James Ranch is a co-ed, 96-bed residential facility for young people between the ages of 15 ½ and 18, situated in the rolling foothills south of San Jose. The facility and staff are not only driven by a passion for improving the lives of local justice-involved youth, but challenge the conventional thinking by showing that they can receive successful, positive treatments locally. The facility has adopted many components of what is now recognized as a model system, including small dorm facilities, staff focused on youth wellness, and therapeutic programming that is gender-specific and culturally competent.
The ranch wasn’t always this way. Previously, the facility operated under a model focused more on behavioral regulation, which the county’s probation department now recognizes as antithetical to successful outcomes. The correctional approach was expensive, yet resulted in many escapes, numerous violent incidents and high recidivism rates.
In 2006, county law enforcement and local officials successfully lobbied for facility changes, which cost $3 million. County probation, under the leadership of Chief Probation Officer Sheila E. Mitchell, developed strategies to expand local capacity for addressing high-needs youth. Santa Clara County Probation adopted a new therapeutic model, which included their Ranch Re-Entry Assistance Program (RRAP). Through RRAP, multidisciplinary staffing teams engage with young people upon entry into the facility to conduct assessments of risks, needs and mental health issues. These assessments guide staff as they craft individualized reentry plans that help them with local services and programs upon their release.
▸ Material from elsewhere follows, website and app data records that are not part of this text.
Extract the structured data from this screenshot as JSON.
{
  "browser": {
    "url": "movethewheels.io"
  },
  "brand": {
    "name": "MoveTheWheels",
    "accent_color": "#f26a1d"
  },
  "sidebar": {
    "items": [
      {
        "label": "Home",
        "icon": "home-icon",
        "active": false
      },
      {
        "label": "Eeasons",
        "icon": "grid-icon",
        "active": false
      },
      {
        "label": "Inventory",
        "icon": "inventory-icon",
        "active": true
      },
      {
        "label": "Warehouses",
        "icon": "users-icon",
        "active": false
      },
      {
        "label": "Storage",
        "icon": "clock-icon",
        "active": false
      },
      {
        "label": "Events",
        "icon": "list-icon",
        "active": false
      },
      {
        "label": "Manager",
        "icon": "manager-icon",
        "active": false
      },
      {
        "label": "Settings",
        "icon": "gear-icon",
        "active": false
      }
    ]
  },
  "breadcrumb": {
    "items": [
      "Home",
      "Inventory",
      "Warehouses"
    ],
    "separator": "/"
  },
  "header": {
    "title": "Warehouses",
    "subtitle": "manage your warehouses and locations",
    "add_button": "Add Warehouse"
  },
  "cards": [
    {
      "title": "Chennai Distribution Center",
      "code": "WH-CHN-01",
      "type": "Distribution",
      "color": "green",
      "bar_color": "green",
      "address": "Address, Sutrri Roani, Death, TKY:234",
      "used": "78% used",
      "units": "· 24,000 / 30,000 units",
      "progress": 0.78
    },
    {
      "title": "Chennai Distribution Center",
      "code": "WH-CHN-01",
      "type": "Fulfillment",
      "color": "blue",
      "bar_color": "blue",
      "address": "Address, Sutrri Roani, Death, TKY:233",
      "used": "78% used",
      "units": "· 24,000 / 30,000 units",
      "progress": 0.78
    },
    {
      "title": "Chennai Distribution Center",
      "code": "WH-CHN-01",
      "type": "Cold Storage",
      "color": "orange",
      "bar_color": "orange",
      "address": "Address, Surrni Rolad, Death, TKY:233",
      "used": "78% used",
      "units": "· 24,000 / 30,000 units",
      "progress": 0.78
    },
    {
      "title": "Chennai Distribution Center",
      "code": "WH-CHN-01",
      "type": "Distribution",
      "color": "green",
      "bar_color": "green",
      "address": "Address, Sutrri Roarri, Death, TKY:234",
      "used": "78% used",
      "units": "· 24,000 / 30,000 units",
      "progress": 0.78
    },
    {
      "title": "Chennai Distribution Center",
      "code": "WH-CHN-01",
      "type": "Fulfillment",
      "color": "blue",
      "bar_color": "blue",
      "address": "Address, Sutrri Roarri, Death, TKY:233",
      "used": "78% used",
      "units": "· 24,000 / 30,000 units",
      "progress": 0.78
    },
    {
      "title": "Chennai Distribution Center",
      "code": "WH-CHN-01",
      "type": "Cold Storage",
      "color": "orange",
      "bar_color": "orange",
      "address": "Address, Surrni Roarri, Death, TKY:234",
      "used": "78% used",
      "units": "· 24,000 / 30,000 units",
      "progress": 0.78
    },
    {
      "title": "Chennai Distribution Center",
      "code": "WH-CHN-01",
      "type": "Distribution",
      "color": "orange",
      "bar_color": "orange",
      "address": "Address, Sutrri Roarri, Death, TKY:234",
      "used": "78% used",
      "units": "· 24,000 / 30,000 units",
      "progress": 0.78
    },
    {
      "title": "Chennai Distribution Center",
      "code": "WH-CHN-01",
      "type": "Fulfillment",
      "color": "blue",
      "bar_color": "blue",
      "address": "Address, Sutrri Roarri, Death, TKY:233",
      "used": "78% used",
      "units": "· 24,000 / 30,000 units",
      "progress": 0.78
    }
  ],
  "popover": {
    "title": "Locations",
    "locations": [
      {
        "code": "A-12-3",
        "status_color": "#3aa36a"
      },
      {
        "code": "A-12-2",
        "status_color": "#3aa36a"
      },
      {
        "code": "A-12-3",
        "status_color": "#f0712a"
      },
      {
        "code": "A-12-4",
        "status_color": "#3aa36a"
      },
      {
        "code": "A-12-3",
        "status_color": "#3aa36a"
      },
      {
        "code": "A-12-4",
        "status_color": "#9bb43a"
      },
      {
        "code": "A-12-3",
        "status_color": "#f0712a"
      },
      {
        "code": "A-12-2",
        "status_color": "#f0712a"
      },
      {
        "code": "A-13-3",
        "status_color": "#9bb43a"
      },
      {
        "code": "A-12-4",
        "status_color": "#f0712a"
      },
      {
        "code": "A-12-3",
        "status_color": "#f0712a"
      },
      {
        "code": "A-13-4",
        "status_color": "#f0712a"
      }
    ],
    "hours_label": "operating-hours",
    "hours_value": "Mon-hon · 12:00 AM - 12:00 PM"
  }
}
Within its first year, county policymakers, facility staff, and youth, were heralding the fruits of this investment. In comparison to the 2005 Old Ranch Program, violations were reduced by 63 percent and new arrests by 50 percent within one year of exiting the Enhanced Ranch Program. At one time, Santa Clara County relied heavily on the state youth correctional system, the Division of Juvenile Facilities (DJF). This fiscal year (FY 2013), the county only sent one young person to DJF, down from 108 in FY 2005.
California State Assembly Member Reginald Jones-Sawyer of California’s 59th District, in Los Angeles, has authored Assembly Bill 915: the Youth Community Incentives Act, which expands local resources and empowers counties to follow the example of James Ranch. CJCJ and Communities United for Restorative Youth Justice (CURYJ) are proud to co-sponsor AB 915. We believe it is necessary to improve public safety and produce positive youth outcomes. As I wrote in my previous JJIE Op-Ed, AB 915 recognizes that many counties are already serving many of their youth who are eligible for DJF. Over the past two years, the DJF population has dropped by 60 percent, netting $75 million in cost savings. However, this money has not been reinvested in the counties, which can provide individualized rehabilitative programming that has been proven successful.
AB 915 allocates 75 percent of the future DJF cost savings to a funding stream for developing the model practices and leadership such as those found at James Ranch. The bill is now before the Assembly Appropriations Committee, where it joins other important criminal justice bills including those related to reforming school discipline (AB 420) and employment for justice-involved individuals (AB 870).
California’s state youth correctional system is shrinking as counties increasingly serve their high-needs youth locally. AB 915 offers the state a unique opportunity to reinvest these cost savings and replicate the successful model of James Ranch across the state. California must partner with counties like Santa Clara to ensure that these reforms prove long-standing and act as a statewide model to implement a 21st-century juvenile justice system today.